How to complete this task:
Every picture stays out; everything else in the listing below is to be returned exactly.
━━━━━━━━
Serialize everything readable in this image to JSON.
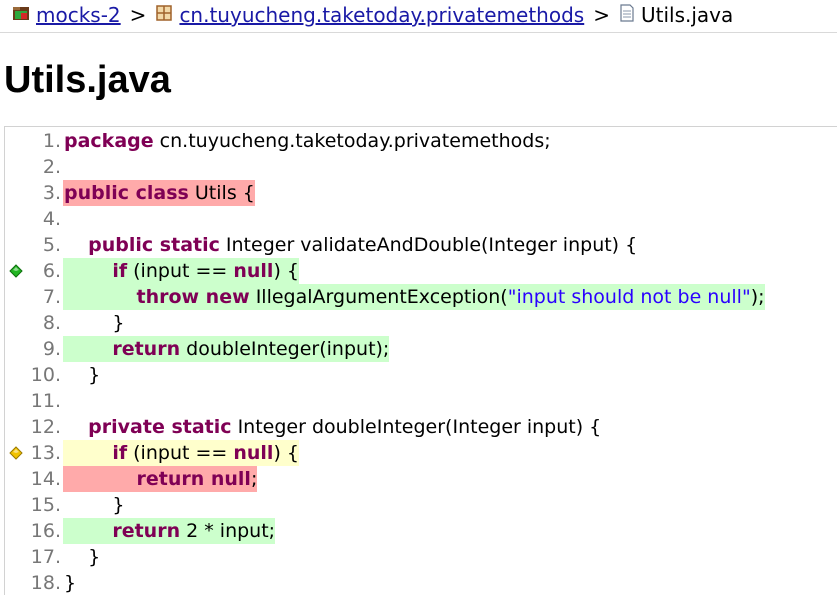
{
  "breadcrumb": {
    "project": "mocks-2",
    "package": "cn.tuyucheng.taketoday.privatemethods",
    "file": "Utils.java",
    "separator": ">"
  },
  "title": "Utils.java",
  "colors": {
    "covered": "#ccffcc",
    "not_covered": "#ffaaaa",
    "partly_covered": "#ffffcc",
    "keyword": "#7f0055",
    "link": "#1a1aa6"
  },
  "lines": [
    {
      "n": "1.",
      "status": "none",
      "marker": "",
      "tokens": [
        {
          "t": "kw",
          "v": "package"
        },
        {
          "t": "p",
          "v": " cn.tuyucheng.taketoday.privatemethods;"
        }
      ]
    },
    {
      "n": "2.",
      "status": "none",
      "marker": "",
      "tokens": []
    },
    {
      "n": "3.",
      "status": "red",
      "marker": "",
      "tokens": [
        {
          "t": "kw",
          "v": "public class"
        },
        {
          "t": "p",
          "v": " Utils {"
        }
      ]
    },
    {
      "n": "4.",
      "status": "none",
      "marker": "",
      "tokens": []
    },
    {
      "n": "5.",
      "status": "none",
      "marker": "",
      "tokens": [
        {
          "t": "p",
          "v": "    "
        },
        {
          "t": "kw",
          "v": "public static"
        },
        {
          "t": "p",
          "v": " Integer validateAndDouble(Integer input) {"
        }
      ]
    },
    {
      "n": "6.",
      "status": "green",
      "marker": "green-diamond",
      "tokens": [
        {
          "t": "p",
          "v": "        "
        },
        {
          "t": "kw",
          "v": "if"
        },
        {
          "t": "p",
          "v": " (input == "
        },
        {
          "t": "kw",
          "v": "null"
        },
        {
          "t": "p",
          "v": ") {"
        }
      ]
    },
    {
      "n": "7.",
      "status": "green",
      "marker": "",
      "tokens": [
        {
          "t": "p",
          "v": "            "
        },
        {
          "t": "kw",
          "v": "throw new"
        },
        {
          "t": "p",
          "v": " IllegalArgumentException("
        },
        {
          "t": "str",
          "v": "\"input should not be null\""
        },
        {
          "t": "p",
          "v": ");"
        }
      ]
    },
    {
      "n": "8.",
      "status": "none",
      "marker": "",
      "tokens": [
        {
          "t": "p",
          "v": "        }"
        }
      ]
    },
    {
      "n": "9.",
      "status": "green",
      "marker": "",
      "tokens": [
        {
          "t": "p",
          "v": "        "
        },
        {
          "t": "kw",
          "v": "return"
        },
        {
          "t": "p",
          "v": " doubleInteger(input);"
        }
      ]
    },
    {
      "n": "10.",
      "status": "none",
      "marker": "",
      "tokens": [
        {
          "t": "p",
          "v": "    }"
        }
      ]
    },
    {
      "n": "11.",
      "status": "none",
      "marker": "",
      "tokens": []
    },
    {
      "n": "12.",
      "status": "none",
      "marker": "",
      "tokens": [
        {
          "t": "p",
          "v": "    "
        },
        {
          "t": "kw",
          "v": "private static"
        },
        {
          "t": "p",
          "v": " Integer doubleInteger(Integer input) {"
        }
      ]
    },
    {
      "n": "13.",
      "status": "yellow",
      "marker": "yellow-diamond",
      "tokens": [
        {
          "t": "p",
          "v": "        "
        },
        {
          "t": "kw",
          "v": "if"
        },
        {
          "t": "p",
          "v": " (input == "
        },
        {
          "t": "kw",
          "v": "null"
        },
        {
          "t": "p",
          "v": ") {"
        }
      ]
    },
    {
      "n": "14.",
      "status": "red",
      "marker": "",
      "tokens": [
        {
          "t": "p",
          "v": "            "
        },
        {
          "t": "kw",
          "v": "return null"
        },
        {
          "t": "p",
          "v": ";"
        }
      ]
    },
    {
      "n": "15.",
      "status": "none",
      "marker": "",
      "tokens": [
        {
          "t": "p",
          "v": "        }"
        }
      ]
    },
    {
      "n": "16.",
      "status": "green",
      "marker": "",
      "tokens": [
        {
          "t": "p",
          "v": "        "
        },
        {
          "t": "kw",
          "v": "return"
        },
        {
          "t": "p",
          "v": " 2 * input;"
        }
      ]
    },
    {
      "n": "17.",
      "status": "none",
      "marker": "",
      "tokens": [
        {
          "t": "p",
          "v": "    }"
        }
      ]
    },
    {
      "n": "18.",
      "status": "none",
      "marker": "",
      "tokens": [
        {
          "t": "p",
          "v": "}"
        }
      ]
    }
  ]
}
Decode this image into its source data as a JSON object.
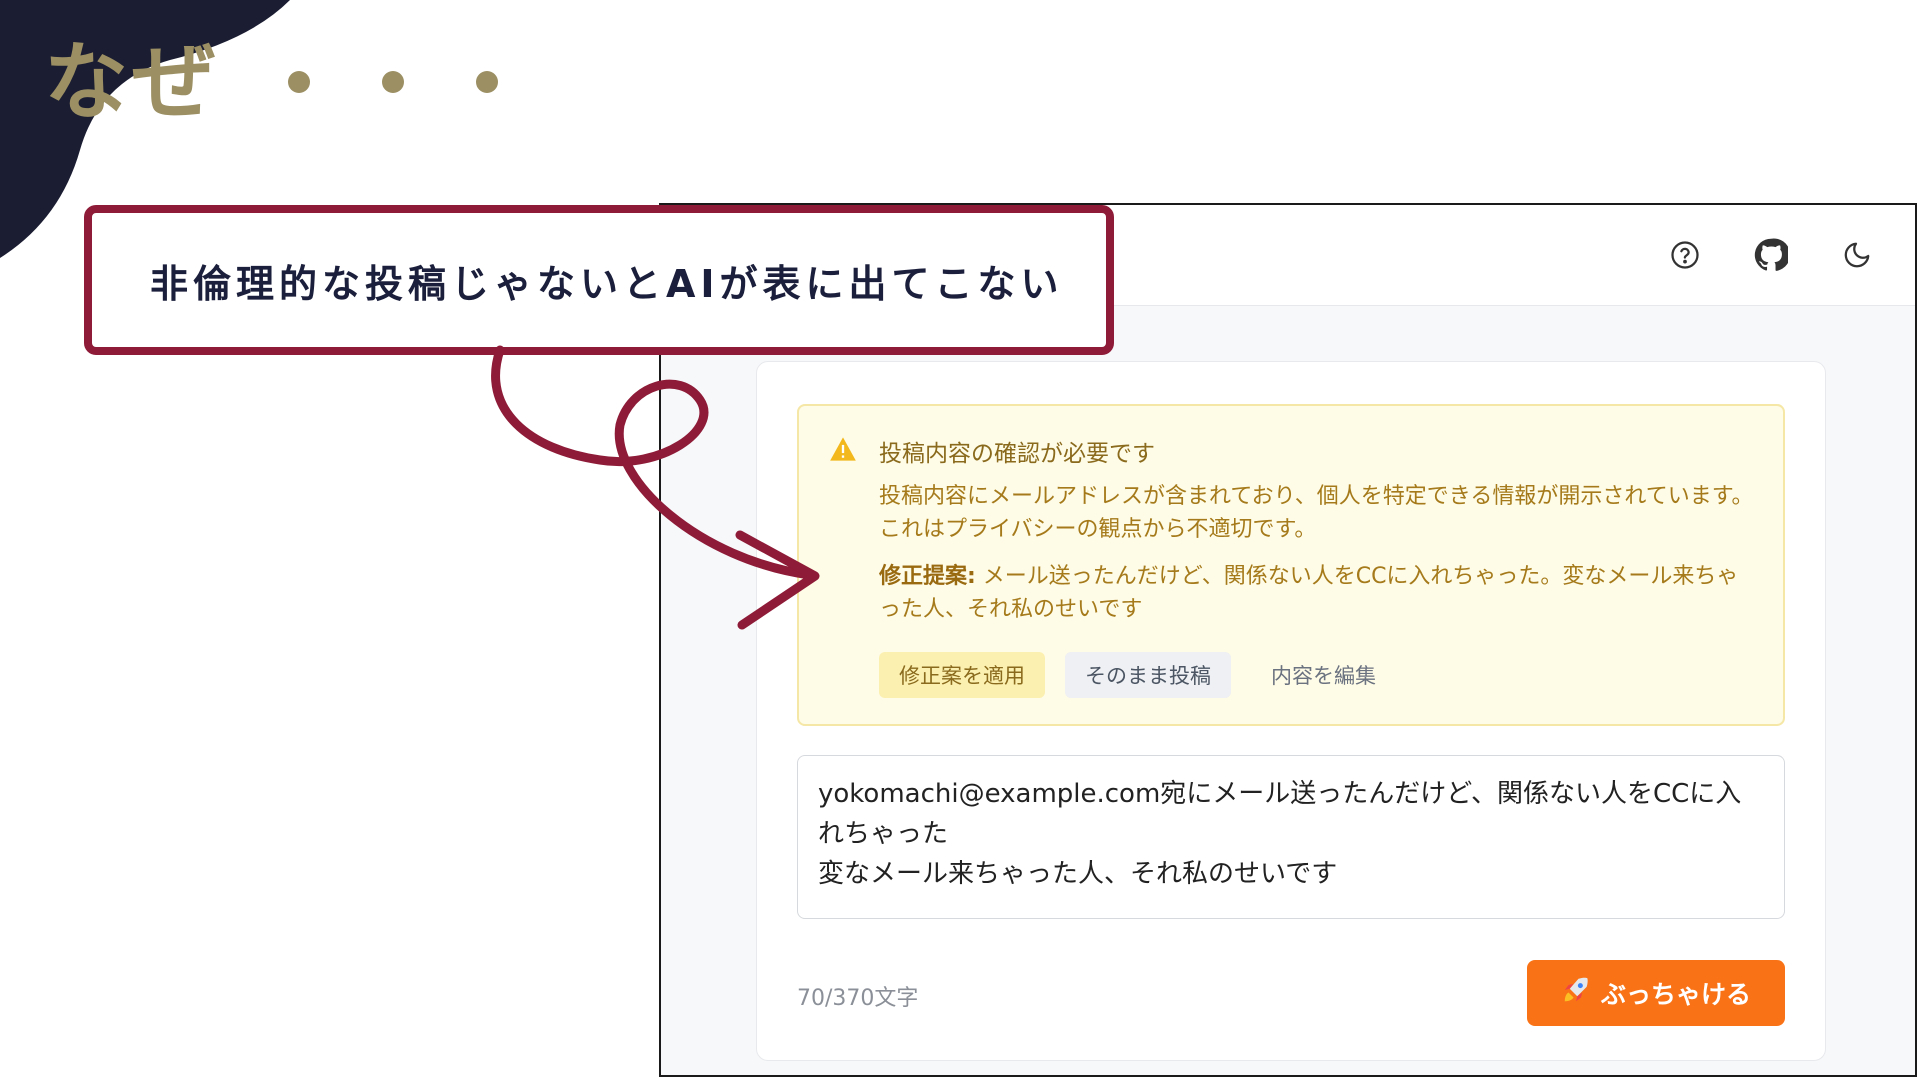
{
  "slide": {
    "title": "なぜ",
    "dots": [
      "•",
      "•",
      "•"
    ]
  },
  "callout": {
    "text": "非倫理的な投稿じゃないとAIが表に出てこない"
  },
  "header": {
    "icons": [
      "help-circle-icon",
      "github-icon",
      "moon-icon"
    ]
  },
  "warning": {
    "icon": "warning-triangle-icon",
    "title": "投稿内容の確認が必要です",
    "body": "投稿内容にメールアドレスが含まれており、個人を特定できる情報が開示されています。これはプライバシーの観点から不適切です。",
    "suggestion_label": "修正提案:",
    "suggestion_text": " メール送ったんだけど、関係ない人をCCに入れちゃった。変なメール来ちゃった人、それ私のせいです",
    "actions": {
      "apply": "修正案を適用",
      "as_is": "そのまま投稿",
      "edit": "内容を編集"
    }
  },
  "composer": {
    "text": "yokomachi@example.com宛にメール送ったんだけど、関係ない人をCCに入れちゃった\n変なメール来ちゃった人、それ私のせいです",
    "char_count": "70/370文字",
    "submit_icon": "rocket-icon",
    "submit_label": "ぶっちゃける"
  },
  "colors": {
    "accent_orange": "#f97316",
    "callout_red": "#8e1b37",
    "title_gold": "#9b8f63",
    "corner_navy": "#1b1d33",
    "warning_bg": "#fefbe6"
  }
}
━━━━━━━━
Reply to the task:
Serialize everything readable in this image to JSON.
{
  "breadcrumb": {
    "project": "mocks-2",
    "package": "cn.tuyucheng.taketoday.privatemethods",
    "file": "Utils.java",
    "separator": ">"
  },
  "title": "Utils.java",
  "colors": {
    "covered": "#ccffcc",
    "not_covered": "#ffaaaa",
    "partly_covered": "#ffffcc",
    "keyword": "#7f0055",
    "link": "#1a1aa6"
  },
  "lines": [
    {
      "n": "1.",
      "status": "none",
      "marker": "",
      "tokens": [
        {
          "t": "kw",
          "v": "package"
        },
        {
          "t": "p",
          "v": " cn.tuyucheng.taketoday.privatemethods;"
        }
      ]
    },
    {
      "n": "2.",
      "status": "none",
      "marker": "",
      "tokens": []
    },
    {
      "n": "3.",
      "status": "red",
      "marker": "",
      "tokens": [
        {
          "t": "kw",
          "v": "public class"
        },
        {
          "t": "p",
          "v": " Utils {"
        }
      ]
    },
    {
      "n": "4.",
      "status": "none",
      "marker": "",
      "tokens": []
    },
    {
      "n": "5.",
      "status": "none",
      "marker": "",
      "tokens": [
        {
          "t": "p",
          "v": "    "
        },
        {
          "t": "kw",
          "v": "public static"
        },
        {
          "t": "p",
          "v": " Integer validateAndDouble(Integer input) {"
        }
      ]
    },
    {
      "n": "6.",
      "status": "green",
      "marker": "green-diamond",
      "tokens": [
        {
          "t": "p",
          "v": "        "
        },
        {
          "t": "kw",
          "v": "if"
        },
        {
          "t": "p",
          "v": " (input == "
        },
        {
          "t": "kw",
          "v": "null"
        },
        {
          "t": "p",
          "v": ") {"
        }
      ]
    },
    {
      "n": "7.",
      "status": "green",
      "marker": "",
      "tokens": [
        {
          "t": "p",
          "v": "            "
        },
        {
          "t": "kw",
          "v": "throw new"
        },
        {
          "t": "p",
          "v": " IllegalArgumentException("
        },
        {
          "t": "str",
          "v": "\"input should not be null\""
        },
        {
          "t": "p",
          "v": ");"
        }
      ]
    },
    {
      "n": "8.",
      "status": "none",
      "marker": "",
      "tokens": [
        {
          "t": "p",
          "v": "        }"
        }
      ]
    },
    {
      "n": "9.",
      "status": "green",
      "marker": "",
      "tokens": [
        {
          "t": "p",
          "v": "        "
        },
        {
          "t": "kw",
          "v": "return"
        },
        {
          "t": "p",
          "v": " doubleInteger(input);"
        }
      ]
    },
    {
      "n": "10.",
      "status": "none",
      "marker": "",
      "tokens": [
        {
          "t": "p",
          "v": "    }"
        }
      ]
    },
    {
      "n": "11.",
      "status": "none",
      "marker": "",
      "tokens": []
    },
    {
      "n": "12.",
      "status": "none",
      "marker": "",
      "tokens": [
        {
          "t": "p",
          "v": "    "
        },
        {
          "t": "kw",
          "v": "private static"
        },
        {
          "t": "p",
          "v": " Integer doubleInteger(Integer input) {"
        }
      ]
    },
    {
      "n": "13.",
      "status": "yellow",
      "marker": "yellow-diamond",
      "tokens": [
        {
          "t": "p",
          "v": "        "
        },
        {
          "t": "kw",
          "v": "if"
        },
        {
          "t": "p",
          "v": " (input == "
        },
        {
          "t": "kw",
          "v": "null"
        },
        {
          "t": "p",
          "v": ") {"
        }
      ]
    },
    {
      "n": "14.",
      "status": "red",
      "marker": "",
      "tokens": [
        {
          "t": "p",
          "v": "            "
        },
        {
          "t": "kw",
          "v": "return null"
        },
        {
          "t": "p",
          "v": ";"
        }
      ]
    },
    {
      "n": "15.",
      "status": "none",
      "marker": "",
      "tokens": [
        {
          "t": "p",
          "v": "        }"
        }
      ]
    },
    {
      "n": "16.",
      "status": "green",
      "marker": "",
      "tokens": [
        {
          "t": "p",
          "v": "        "
        },
        {
          "t": "kw",
          "v": "return"
        },
        {
          "t": "p",
          "v": " 2 * input;"
        }
      ]
    },
    {
      "n": "17.",
      "status": "none",
      "marker": "",
      "tokens": [
        {
          "t": "p",
          "v": "    }"
        }
      ]
    },
    {
      "n": "18.",
      "status": "none",
      "marker": "",
      "tokens": [
        {
          "t": "p",
          "v": "}"
        }
      ]
    }
  ]
}
Decode this image into its source data as a JSON object.
{
  "slide": {
    "title": "なぜ",
    "dots": [
      "•",
      "•",
      "•"
    ]
  },
  "callout": {
    "text": "非倫理的な投稿じゃないとAIが表に出てこない"
  },
  "header": {
    "icons": [
      "help-circle-icon",
      "github-icon",
      "moon-icon"
    ]
  },
  "warning": {
    "icon": "warning-triangle-icon",
    "title": "投稿内容の確認が必要です",
    "body": "投稿内容にメールアドレスが含まれており、個人を特定できる情報が開示されています。これはプライバシーの観点から不適切です。",
    "suggestion_label": "修正提案:",
    "suggestion_text": " メール送ったんだけど、関係ない人をCCに入れちゃった。変なメール来ちゃった人、それ私のせいです",
    "actions": {
      "apply": "修正案を適用",
      "as_is": "そのまま投稿",
      "edit": "内容を編集"
    }
  },
  "composer": {
    "text": "yokomachi@example.com宛にメール送ったんだけど、関係ない人をCCに入れちゃった\n変なメール来ちゃった人、それ私のせいです",
    "char_count": "70/370文字",
    "submit_icon": "rocket-icon",
    "submit_label": "ぶっちゃける"
  },
  "colors": {
    "accent_orange": "#f97316",
    "callout_red": "#8e1b37",
    "title_gold": "#9b8f63",
    "corner_navy": "#1b1d33",
    "warning_bg": "#fefbe6"
  }
}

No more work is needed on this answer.